- [YOUR INSTRUCTIONS] Go through the listing below and say how many lines contain "JSON"; write nothing but the number.
━━━ PROVIDED RECORDS
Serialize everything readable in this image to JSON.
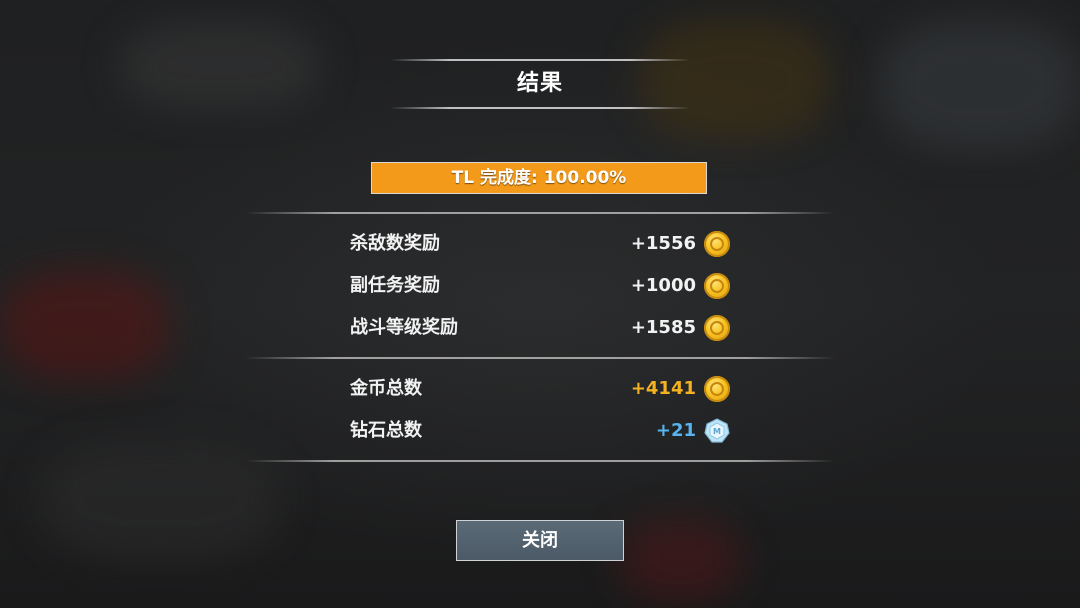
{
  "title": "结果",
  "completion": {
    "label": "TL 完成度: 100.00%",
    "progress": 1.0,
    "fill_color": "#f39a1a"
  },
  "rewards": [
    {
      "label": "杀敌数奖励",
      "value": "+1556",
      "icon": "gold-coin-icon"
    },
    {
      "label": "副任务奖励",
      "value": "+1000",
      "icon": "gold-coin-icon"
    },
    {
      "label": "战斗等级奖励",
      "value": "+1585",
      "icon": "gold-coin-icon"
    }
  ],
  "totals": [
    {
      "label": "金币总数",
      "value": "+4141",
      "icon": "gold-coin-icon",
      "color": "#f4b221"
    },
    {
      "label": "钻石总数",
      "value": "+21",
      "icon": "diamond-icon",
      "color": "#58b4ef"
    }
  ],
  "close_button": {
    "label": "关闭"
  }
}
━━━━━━
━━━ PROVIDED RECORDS
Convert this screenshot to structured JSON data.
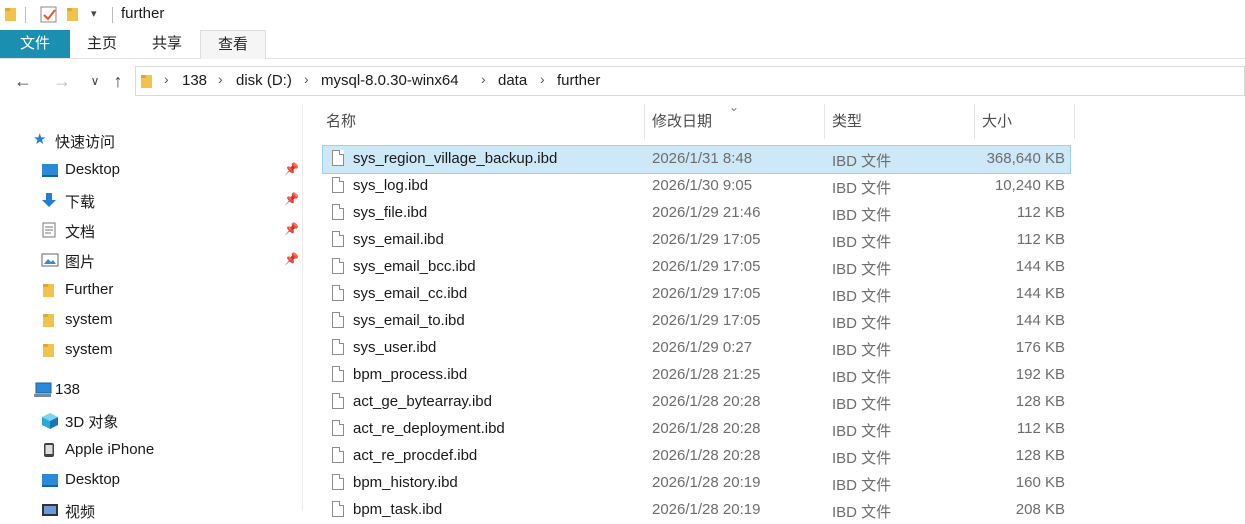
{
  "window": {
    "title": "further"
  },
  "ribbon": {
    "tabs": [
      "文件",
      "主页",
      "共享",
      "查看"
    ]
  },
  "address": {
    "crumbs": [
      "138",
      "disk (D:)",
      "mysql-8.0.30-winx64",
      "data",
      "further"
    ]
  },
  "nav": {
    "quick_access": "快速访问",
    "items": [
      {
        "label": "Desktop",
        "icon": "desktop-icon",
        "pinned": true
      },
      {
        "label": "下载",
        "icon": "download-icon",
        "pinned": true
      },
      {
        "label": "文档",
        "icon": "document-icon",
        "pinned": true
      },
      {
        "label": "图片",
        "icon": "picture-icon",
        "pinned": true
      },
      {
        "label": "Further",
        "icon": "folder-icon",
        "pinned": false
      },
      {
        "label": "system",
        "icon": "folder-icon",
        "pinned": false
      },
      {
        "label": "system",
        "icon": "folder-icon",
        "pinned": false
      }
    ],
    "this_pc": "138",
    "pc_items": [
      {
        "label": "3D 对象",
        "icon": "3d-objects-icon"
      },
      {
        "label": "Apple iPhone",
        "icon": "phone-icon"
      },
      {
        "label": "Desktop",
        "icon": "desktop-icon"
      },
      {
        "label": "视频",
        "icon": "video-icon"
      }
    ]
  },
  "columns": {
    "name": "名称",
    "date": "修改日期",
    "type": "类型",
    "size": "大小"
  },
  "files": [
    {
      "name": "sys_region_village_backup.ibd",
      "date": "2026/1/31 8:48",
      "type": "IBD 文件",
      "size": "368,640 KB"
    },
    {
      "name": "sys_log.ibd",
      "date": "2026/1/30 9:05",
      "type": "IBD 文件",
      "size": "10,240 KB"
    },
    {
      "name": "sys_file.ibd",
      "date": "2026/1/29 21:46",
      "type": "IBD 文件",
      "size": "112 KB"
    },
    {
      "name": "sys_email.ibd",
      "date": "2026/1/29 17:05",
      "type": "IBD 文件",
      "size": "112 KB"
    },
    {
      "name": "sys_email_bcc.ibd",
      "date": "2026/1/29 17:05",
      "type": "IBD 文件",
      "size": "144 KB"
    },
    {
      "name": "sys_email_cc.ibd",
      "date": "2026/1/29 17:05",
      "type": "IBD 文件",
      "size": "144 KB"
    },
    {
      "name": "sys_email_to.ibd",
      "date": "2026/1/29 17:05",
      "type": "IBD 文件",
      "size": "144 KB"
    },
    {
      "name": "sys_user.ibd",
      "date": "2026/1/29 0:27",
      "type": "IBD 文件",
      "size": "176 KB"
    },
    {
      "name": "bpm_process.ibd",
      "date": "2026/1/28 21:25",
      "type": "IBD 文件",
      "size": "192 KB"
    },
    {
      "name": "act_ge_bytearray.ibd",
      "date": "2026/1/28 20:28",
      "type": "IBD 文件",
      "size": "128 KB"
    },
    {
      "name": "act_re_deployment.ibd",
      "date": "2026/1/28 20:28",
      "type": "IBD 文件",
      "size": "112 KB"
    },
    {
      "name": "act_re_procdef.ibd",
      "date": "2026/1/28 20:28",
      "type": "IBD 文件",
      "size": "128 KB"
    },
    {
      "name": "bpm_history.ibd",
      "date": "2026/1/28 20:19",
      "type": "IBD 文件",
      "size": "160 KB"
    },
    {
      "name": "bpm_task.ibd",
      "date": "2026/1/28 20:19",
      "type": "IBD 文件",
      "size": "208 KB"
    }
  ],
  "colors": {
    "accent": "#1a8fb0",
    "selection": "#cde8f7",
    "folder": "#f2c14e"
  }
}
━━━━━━
- [EXERCISE SOLUTION] 2